NYGC – Recognized Leader in  the Genomic Research of Autism
The New York Genome Center (NYGC), in partnership with the Simons Foundation and the National Human Genome Research Institute (NHGRI), has become a recognized leader in the genomic research of autism.

In 2015, the NYGC was awarded $40 million, over four years, from the National Human Genome Research Institute, a division of the National Institutes of Health, to create a Center for Common Disease Genomics collaborative large-scale genome sequencing program focused on advancing understanding of common diseases, including autism. By year-end 2018, over 19,000 whole genomes of autism patients and their families were sequenced. The NYGC has also begun whole genome sequencing on 439 families in the SPARK (Simons Foundation Powering Autism Research for Knowledge) initiative. Another 702 families are in the pipeline and many more planned for 2019.

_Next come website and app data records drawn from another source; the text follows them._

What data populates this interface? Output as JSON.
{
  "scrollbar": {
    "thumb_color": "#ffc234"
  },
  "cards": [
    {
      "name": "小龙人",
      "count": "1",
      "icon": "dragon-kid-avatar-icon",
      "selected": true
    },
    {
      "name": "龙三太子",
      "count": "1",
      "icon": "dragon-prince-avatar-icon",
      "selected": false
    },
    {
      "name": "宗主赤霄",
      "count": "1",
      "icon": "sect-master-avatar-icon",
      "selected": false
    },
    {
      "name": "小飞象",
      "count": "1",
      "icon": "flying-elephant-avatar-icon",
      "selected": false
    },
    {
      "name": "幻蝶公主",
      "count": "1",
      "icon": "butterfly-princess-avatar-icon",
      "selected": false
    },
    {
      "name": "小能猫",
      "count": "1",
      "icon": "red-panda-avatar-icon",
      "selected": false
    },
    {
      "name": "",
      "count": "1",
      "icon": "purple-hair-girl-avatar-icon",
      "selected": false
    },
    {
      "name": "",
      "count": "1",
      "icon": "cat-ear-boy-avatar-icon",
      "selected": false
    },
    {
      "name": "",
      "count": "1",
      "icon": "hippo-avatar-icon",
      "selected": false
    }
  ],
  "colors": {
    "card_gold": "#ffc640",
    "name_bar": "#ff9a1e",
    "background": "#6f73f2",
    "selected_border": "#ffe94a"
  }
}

Additionally, NYGC’s Senior Associate Core Member Mike Wigler, PhD, (Cold Spring Harbor Laboratory), Associate Member Evan Eichler, PhD, (University of Washington), and Core Faculty Member Neville Sanjana, PhD, are all engaged in research into autism genetics.

Recent Accomplishments:
Neville Sanjana, PhD, was awarded a 2018 Young Investigator Award from the Brain & Behavior Research Foundation to support his research into autism genetics.

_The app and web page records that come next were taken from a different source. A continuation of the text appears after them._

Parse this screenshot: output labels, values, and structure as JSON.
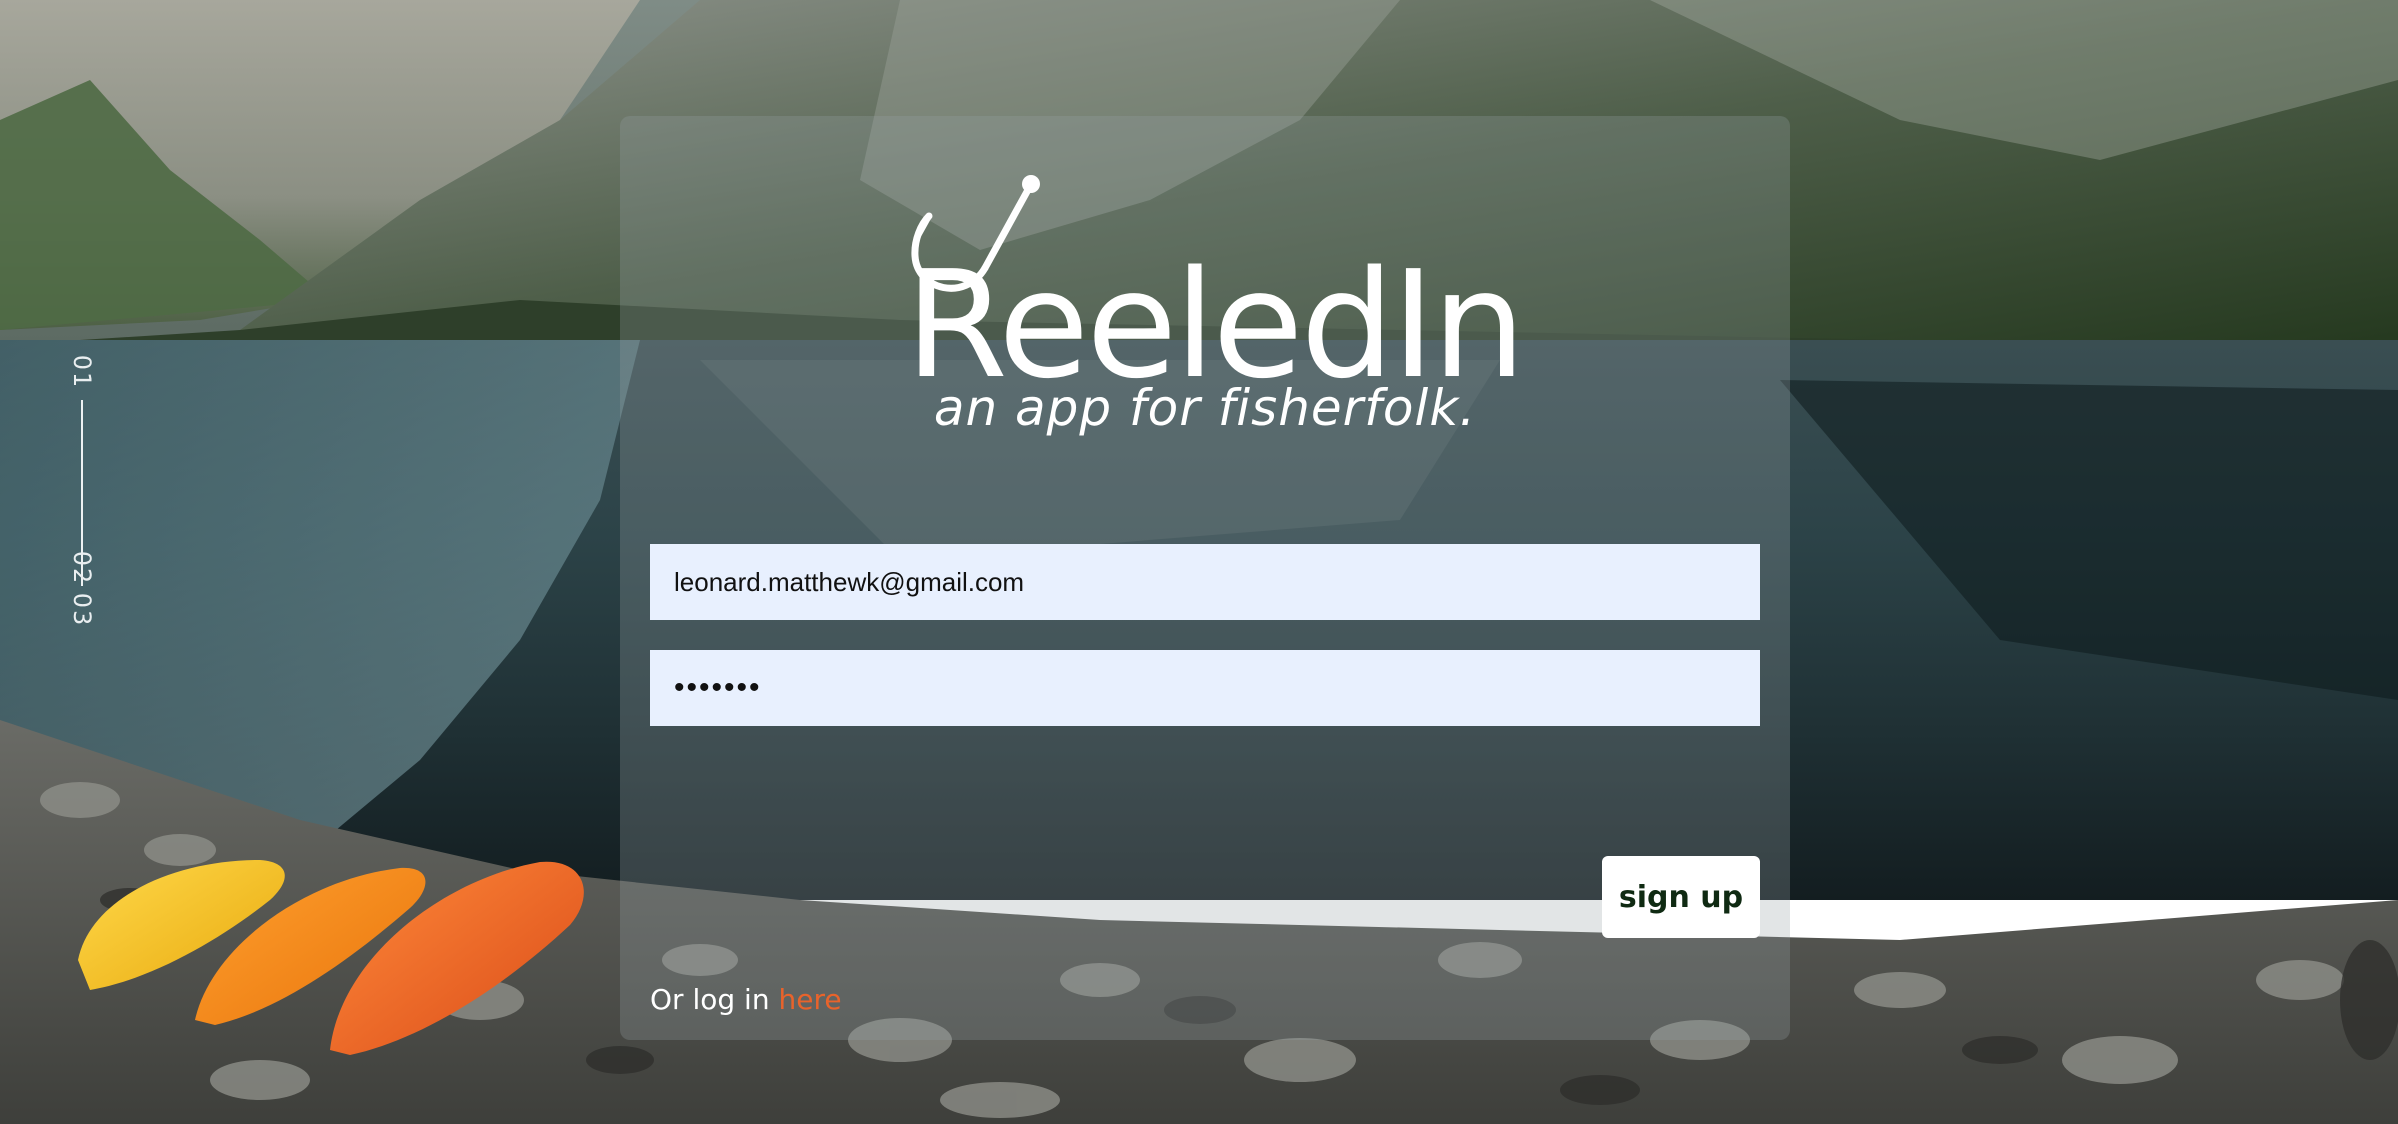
{
  "slider": {
    "current": "01",
    "next": "02",
    "last": "03"
  },
  "brand": {
    "title": "ReeledIn",
    "tagline": "an app for fisherfolk.",
    "logo_icon": "fishing-hook-icon"
  },
  "form": {
    "email_value": "leonard.matthewk@gmail.com",
    "password_value": "•••••••",
    "signup_label": "sign up",
    "login_prefix": "Or log in ",
    "login_link": "here"
  },
  "colors": {
    "card_overlay": "#96a0a5",
    "field_bg": "#e8f0fe",
    "button_bg": "#ffffff",
    "button_text": "#0f2a12",
    "link": "#e8632b",
    "text": "#ffffff"
  }
}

NYGC Associate Member Evan Eichler, PhD, is the lead author and Michael Zody, PhD, Scientific Director, Computational Biology, NYGC, is among the co-authors of Genomic Patterns of De Novo Mutation in Simplex Autism, published in Cell in October 2017. The paper reports on a large-scale whole genome sequencing study that compared the whole genomes of 516 autistic children with no family history of autism with the whole genomes of their parents and an unaffected sibling. Risk-raising mutations, which occurred in children but not their parents, were found in both protein-coding and regulatory or non-coding portions of the genome. The study’s findings could help researchers better understand the genetic signatures of autism, i.e., the suite of genetic abnormalities underlying the disorder.

Neuropsychiatric Disease Working Group
The NYGC has created a new scientific working group with the objective of bringing together researchers from our Institutional Founding Members (IFMs), NYGC faculty, senior faculty, NYGC technology development and computational scientists, and affiliate members to discuss the underlying disease mechanisms in neuropsychiatric disease.